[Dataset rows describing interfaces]
☆ ☆ ☆ ☆

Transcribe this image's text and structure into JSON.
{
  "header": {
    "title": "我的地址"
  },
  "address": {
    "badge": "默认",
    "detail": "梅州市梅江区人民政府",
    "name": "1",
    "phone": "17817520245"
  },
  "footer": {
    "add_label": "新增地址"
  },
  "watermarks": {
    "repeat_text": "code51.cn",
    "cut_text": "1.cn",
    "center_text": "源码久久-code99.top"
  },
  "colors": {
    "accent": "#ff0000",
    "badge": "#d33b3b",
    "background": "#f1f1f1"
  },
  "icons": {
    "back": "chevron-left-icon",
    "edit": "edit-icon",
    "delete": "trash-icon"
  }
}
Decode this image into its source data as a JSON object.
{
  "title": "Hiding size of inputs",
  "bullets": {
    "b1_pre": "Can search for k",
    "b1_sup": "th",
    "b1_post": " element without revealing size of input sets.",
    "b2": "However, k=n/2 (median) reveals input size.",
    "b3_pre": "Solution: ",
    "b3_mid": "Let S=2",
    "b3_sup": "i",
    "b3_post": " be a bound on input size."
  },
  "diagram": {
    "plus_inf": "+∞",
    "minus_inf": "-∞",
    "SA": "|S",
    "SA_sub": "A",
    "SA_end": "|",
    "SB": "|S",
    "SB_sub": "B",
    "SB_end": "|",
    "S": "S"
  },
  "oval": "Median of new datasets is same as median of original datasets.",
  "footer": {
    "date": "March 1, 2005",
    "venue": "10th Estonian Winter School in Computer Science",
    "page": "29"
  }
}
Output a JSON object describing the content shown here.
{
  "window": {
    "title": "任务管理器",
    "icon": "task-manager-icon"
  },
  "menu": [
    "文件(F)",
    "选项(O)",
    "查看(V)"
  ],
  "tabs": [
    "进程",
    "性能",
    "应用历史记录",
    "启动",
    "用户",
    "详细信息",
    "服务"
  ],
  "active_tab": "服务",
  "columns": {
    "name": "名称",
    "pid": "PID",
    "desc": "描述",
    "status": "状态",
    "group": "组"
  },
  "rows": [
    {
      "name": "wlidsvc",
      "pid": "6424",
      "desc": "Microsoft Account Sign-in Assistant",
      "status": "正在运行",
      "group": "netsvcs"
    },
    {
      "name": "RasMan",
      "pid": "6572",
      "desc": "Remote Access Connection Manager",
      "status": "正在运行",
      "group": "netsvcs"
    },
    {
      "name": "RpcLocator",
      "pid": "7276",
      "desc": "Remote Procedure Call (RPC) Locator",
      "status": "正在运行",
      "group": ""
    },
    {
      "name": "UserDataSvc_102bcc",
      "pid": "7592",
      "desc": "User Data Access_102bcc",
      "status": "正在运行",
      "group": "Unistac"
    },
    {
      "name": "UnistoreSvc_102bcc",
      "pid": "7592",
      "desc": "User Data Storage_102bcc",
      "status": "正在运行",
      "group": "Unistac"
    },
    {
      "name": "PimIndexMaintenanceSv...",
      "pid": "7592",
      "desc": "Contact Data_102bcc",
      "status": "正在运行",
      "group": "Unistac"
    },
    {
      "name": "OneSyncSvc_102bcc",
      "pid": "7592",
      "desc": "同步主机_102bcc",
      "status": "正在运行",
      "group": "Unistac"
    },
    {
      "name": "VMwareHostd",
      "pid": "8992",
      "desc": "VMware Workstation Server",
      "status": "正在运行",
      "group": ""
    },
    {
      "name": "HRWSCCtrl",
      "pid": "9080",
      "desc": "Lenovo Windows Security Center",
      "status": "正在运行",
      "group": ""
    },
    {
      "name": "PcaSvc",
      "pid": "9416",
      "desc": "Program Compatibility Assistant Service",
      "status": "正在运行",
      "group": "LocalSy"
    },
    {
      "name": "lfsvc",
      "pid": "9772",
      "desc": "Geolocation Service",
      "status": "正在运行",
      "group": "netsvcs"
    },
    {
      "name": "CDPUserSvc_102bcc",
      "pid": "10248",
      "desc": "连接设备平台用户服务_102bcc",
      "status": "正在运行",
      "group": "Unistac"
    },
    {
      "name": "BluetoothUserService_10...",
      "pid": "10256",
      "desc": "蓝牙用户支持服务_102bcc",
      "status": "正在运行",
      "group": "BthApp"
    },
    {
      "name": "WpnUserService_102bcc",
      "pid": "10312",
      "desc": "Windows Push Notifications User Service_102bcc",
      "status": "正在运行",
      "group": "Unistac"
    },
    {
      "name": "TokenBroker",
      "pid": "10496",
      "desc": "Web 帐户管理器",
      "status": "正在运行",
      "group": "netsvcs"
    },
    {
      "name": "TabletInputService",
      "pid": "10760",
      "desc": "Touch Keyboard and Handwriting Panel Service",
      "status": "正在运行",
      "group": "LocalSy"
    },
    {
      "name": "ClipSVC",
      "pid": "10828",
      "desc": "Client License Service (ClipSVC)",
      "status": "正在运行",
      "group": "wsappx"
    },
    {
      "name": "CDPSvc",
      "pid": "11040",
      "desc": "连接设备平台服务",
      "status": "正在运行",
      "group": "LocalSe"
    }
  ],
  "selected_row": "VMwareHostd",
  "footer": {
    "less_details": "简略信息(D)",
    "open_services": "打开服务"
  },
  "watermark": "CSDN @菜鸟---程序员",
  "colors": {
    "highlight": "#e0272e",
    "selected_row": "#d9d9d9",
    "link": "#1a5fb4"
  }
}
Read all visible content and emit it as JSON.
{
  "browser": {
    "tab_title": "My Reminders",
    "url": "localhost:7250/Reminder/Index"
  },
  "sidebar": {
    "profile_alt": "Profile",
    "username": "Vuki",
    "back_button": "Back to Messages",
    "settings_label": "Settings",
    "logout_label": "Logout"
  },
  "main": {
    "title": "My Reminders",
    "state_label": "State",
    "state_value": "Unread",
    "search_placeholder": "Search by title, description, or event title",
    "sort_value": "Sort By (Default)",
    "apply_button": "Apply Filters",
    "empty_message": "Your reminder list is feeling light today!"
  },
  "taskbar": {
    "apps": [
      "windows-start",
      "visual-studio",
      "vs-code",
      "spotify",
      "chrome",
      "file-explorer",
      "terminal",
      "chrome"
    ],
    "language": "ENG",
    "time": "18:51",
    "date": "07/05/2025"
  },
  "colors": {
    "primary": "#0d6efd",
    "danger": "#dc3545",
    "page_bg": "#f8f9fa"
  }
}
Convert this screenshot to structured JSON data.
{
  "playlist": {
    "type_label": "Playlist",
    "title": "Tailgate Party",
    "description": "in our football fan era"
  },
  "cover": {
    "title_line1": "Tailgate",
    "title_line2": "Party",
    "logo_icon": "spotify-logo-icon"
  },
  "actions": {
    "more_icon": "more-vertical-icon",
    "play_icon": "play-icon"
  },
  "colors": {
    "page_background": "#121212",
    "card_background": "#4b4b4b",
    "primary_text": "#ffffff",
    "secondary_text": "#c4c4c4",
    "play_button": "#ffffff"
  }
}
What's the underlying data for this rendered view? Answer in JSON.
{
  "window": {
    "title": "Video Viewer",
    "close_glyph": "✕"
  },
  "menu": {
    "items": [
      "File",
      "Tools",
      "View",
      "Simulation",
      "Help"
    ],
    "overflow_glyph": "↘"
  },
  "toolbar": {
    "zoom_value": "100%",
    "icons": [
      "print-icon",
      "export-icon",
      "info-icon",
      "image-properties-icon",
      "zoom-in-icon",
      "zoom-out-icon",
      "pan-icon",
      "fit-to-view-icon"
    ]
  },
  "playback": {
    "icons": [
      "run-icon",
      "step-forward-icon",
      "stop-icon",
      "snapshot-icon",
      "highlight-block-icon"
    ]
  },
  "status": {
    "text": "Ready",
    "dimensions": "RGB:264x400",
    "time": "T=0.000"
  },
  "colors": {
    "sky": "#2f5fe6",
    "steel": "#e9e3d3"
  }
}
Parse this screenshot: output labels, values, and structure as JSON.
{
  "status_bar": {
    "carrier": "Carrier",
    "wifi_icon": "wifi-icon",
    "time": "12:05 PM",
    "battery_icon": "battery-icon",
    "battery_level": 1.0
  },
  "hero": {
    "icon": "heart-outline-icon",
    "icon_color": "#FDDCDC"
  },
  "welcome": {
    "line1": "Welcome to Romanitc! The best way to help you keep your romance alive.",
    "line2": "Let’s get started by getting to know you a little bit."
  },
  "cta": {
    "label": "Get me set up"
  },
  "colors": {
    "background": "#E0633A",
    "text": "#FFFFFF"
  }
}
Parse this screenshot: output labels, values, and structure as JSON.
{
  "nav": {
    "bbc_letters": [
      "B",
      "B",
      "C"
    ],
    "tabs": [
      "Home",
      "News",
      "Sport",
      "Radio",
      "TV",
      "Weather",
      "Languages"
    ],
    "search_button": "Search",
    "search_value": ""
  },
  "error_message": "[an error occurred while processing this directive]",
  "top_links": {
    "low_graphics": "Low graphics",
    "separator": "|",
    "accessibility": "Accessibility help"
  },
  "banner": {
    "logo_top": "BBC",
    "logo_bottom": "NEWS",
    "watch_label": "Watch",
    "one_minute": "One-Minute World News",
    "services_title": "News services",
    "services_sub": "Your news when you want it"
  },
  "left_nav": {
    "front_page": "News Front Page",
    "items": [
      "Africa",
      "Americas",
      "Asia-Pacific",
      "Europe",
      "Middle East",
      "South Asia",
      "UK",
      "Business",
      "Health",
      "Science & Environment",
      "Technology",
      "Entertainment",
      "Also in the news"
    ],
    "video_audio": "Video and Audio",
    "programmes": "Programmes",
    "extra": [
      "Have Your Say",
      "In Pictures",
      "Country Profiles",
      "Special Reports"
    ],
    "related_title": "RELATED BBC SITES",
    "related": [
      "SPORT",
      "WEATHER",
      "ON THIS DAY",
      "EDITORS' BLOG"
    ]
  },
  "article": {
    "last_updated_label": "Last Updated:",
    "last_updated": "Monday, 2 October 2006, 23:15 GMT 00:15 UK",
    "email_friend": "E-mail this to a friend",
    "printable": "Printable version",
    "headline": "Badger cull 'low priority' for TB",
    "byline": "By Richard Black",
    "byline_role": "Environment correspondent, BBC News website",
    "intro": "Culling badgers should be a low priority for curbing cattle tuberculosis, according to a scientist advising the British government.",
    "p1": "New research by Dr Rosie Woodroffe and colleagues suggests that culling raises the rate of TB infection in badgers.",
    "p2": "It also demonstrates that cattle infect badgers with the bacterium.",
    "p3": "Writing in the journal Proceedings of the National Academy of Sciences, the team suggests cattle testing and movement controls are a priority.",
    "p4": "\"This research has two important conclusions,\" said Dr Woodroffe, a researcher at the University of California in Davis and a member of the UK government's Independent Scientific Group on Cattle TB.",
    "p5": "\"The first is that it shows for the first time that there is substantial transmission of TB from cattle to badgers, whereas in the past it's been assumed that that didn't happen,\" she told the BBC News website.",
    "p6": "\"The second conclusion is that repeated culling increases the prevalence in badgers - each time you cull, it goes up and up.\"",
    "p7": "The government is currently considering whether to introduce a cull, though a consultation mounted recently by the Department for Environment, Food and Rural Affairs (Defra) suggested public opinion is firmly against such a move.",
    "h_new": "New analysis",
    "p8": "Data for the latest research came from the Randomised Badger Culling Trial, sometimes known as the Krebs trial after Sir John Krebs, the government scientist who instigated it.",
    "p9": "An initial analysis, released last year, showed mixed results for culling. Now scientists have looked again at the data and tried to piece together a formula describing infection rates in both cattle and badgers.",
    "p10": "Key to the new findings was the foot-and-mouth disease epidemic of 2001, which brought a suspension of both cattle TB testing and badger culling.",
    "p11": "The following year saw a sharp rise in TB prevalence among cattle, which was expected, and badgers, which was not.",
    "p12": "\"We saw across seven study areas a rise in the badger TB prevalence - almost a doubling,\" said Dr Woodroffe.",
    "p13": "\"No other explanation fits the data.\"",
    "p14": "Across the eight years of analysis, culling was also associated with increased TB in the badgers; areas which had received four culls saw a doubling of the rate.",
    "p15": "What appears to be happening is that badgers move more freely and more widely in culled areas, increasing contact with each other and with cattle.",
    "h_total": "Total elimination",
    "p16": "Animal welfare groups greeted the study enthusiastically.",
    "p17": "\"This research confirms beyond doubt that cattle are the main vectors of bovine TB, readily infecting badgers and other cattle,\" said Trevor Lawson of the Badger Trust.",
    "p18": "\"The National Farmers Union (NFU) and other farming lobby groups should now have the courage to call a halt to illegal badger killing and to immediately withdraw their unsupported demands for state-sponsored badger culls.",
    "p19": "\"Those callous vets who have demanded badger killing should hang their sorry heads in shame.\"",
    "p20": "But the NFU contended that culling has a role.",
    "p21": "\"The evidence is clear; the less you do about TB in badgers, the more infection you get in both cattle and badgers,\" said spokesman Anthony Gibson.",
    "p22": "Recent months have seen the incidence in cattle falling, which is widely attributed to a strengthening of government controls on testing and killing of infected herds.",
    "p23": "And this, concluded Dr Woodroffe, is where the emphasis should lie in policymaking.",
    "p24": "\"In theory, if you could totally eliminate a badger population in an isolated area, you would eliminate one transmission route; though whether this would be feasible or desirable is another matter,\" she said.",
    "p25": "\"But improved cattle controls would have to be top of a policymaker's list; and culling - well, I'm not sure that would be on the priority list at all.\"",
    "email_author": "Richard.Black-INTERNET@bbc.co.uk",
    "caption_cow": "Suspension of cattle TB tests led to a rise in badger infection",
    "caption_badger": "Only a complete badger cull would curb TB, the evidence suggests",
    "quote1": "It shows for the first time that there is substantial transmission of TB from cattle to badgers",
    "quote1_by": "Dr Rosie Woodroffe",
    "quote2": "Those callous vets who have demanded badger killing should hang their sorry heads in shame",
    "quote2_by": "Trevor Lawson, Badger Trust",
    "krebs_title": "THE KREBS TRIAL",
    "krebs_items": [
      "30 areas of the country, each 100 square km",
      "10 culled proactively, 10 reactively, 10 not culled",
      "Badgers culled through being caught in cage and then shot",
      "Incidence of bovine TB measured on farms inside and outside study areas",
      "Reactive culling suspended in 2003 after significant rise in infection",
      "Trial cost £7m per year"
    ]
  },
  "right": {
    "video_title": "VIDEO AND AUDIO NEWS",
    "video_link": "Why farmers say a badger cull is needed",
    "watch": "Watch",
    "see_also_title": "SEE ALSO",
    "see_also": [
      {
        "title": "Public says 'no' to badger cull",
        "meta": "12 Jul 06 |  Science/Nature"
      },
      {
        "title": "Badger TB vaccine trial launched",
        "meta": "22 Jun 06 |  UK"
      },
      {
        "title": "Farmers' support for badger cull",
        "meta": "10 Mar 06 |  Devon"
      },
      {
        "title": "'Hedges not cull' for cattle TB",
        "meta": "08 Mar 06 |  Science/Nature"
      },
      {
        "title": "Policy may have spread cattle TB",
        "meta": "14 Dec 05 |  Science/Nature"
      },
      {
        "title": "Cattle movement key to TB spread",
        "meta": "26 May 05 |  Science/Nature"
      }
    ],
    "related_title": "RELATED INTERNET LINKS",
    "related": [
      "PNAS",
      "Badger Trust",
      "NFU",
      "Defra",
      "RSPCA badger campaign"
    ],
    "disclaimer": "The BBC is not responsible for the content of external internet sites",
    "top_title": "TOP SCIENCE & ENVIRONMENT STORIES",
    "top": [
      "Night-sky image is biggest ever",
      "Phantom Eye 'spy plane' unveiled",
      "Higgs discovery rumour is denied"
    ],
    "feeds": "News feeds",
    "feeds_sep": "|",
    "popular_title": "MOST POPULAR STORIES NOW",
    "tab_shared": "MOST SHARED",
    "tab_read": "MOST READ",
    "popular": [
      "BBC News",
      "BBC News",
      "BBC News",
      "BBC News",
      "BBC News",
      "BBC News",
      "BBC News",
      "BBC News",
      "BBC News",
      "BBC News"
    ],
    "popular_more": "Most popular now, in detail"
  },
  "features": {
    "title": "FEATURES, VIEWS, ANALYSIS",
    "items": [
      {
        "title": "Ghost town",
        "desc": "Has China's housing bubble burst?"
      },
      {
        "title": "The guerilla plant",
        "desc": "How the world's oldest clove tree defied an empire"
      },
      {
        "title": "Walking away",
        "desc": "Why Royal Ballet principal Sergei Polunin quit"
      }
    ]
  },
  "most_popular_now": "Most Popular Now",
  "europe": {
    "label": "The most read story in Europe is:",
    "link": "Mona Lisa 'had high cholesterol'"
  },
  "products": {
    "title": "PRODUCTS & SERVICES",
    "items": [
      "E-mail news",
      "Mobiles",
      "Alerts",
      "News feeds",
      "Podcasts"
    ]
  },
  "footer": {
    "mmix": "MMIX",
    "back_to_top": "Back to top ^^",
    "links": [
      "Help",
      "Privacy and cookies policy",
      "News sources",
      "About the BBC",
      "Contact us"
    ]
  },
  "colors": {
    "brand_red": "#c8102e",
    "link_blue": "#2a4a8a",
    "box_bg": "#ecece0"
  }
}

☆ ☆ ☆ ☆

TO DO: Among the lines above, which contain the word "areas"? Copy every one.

SOLUTION BELOW:
    "p12": "\"We saw across seven study areas a rise in the badger TB prevalence - almost a doubling,\" said Dr Woodroffe.",
    "p14": "Across the eight years of analysis, culling was also associated with increased TB in the badgers; areas which had received four culls saw a doubling of the rate.",
    "p15": "What appears to be happening is that badgers move more freely and more widely in culled areas, increasing contact with each other and with cattle.",
      "30 areas of the country, each 100 square km",
      "Incidence of bovine TB measured on farms inside and outside study areas",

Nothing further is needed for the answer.